Understanding the current state of rap music is key to understanding any new release. This includes Walt Finesse’s album, “The Finesse Way”. In the album, he uses very accessible rhyme schemes and patterns to create a catchy and methodical vibe in each of his songs, a style that you will have noticed is very popular in current rap music. Ultimately, the mood and the vibe set is sensational. The production is clear and stable, and Walt drops incredibly catchy, infectious lines. The record is great because it shows Walt Finesse perfectly playing with words, while he sounds like he’s having fun, and keeping his rapping polished. That makes for an attractive listening experience. Furthermore, Walt’s vocal cadence, gives every track charisma, and he creates some nagging hooks along the way.
On “The Finesse Way”, the raps careen from Walt’s witty cockiness to introspection, and perfect honesty, while his rhymes stay tight and punchy all the way through. The new album doesn’t just reach for radio so much as concentrate on offering up the sharpest iteration of Walt Finesse’s sound with his closest collaborators, including his brother, and label partner at The Notables Independent Entertainment Company, Benjamin Ken. Benjamin features on three tracks, namely: “Barz”, “Bigger Man” and “Gucci”. The producers on this record include Re, Davion Newble, Travis Cherry and FKI SAUCELORDRICH.
If you’re looking for atmospheric banging beats, you’ll find plenty here. And one of the things I definitely have to give Walt Finesse credit for is the fact that he complimented these beats very well, and even made them more entertaining.
Right from the exuberance of the opening track, “Right Now”, Walt never lets up. He doesn’t just drop easy rhymes and booming brags, but deploys subtle flow switches and memorable lines. “Wit The Ish” and “Ruthless” house lots of stuff to dig your ears into.
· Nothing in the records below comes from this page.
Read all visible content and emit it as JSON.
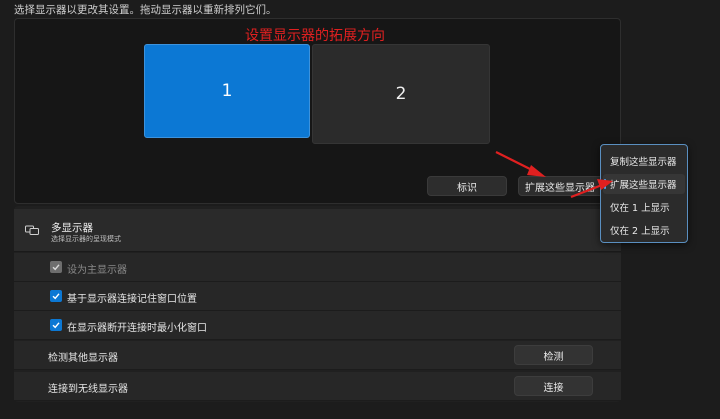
{
  "hint": "选择显示器以更改其设置。拖动显示器以重新排列它们。",
  "annotation": "设置显示器的拓展方向",
  "monitors": [
    {
      "label": "1",
      "selected": true
    },
    {
      "label": "2",
      "selected": false
    }
  ],
  "buttons": {
    "identify": "标识",
    "mode_select": "扩展这些显示器"
  },
  "dropdown": {
    "options": [
      "复制这些显示器",
      "扩展这些显示器",
      "仅在 1 上显示",
      "仅在 2 上显示"
    ],
    "selected": "扩展这些显示器"
  },
  "settings": {
    "title": "多显示器",
    "subtitle": "选择显示器的呈现模式",
    "primary_display": {
      "label": "设为主显示器",
      "checked": true,
      "disabled": true
    },
    "remember_positions": {
      "label": "基于显示器连接记住窗口位置",
      "checked": true
    },
    "minimize_on_disconnect": {
      "label": "在显示器断开连接时最小化窗口",
      "checked": true
    },
    "detect_other": {
      "label": "检测其他显示器",
      "button": "检测"
    },
    "connect_wireless": {
      "label": "连接到无线显示器",
      "button": "连接"
    }
  },
  "colors": {
    "accent": "#0c78d4",
    "annotation": "#e02020"
  },
  "icons": [
    "multi-monitor-icon",
    "checkmark-icon",
    "red-arrow-annotation"
  ]
}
Specifically, it’s the chemistry between Walt’s deliveries and the production that makes these tracks and many of the most memorable hooks from the entire album so potent. Songs like “No Time” and “Today” deliver sentiments relating to typical trap tropes and act as a sort of swagger-based word salad to add to the overall sonic wallpaper that gives this album so much vibe.
“All The Way” and “Run Up A Check”, on the other hand, witnesses Walt Finesse provide some notably varied melodic and rhythmic structures to pad out the songs’ run-time with some genuine substance.
“A Lot On My Plate” matches the previous tracks with an assortment of flows and inflections, to back up the solid songwriting skills. In fact, Walt’s songwriting is packed into a succinct, animated and forcible performance.
Ultimately, however, the appeal of any given popular modern-day release is relatively straightforward. If rife with infectious flows, sticky hooks, well-placed verses and witty punchlines, such a release would almost certainly meet the minimum requirement for a solid project from the artist.
In this sense, Walt Finesse goes way over and above with “The Finesse Way”, unlocking his potential to upload rhymes that would satisfy most rap fans, and highlighting just how important the chemistry is between the rapper and the production. This is a commendable project from Walt Finesse. It validates his graduation into the urban music game and shows forth a rapper hell-bent on making himself a force to be reckoned with.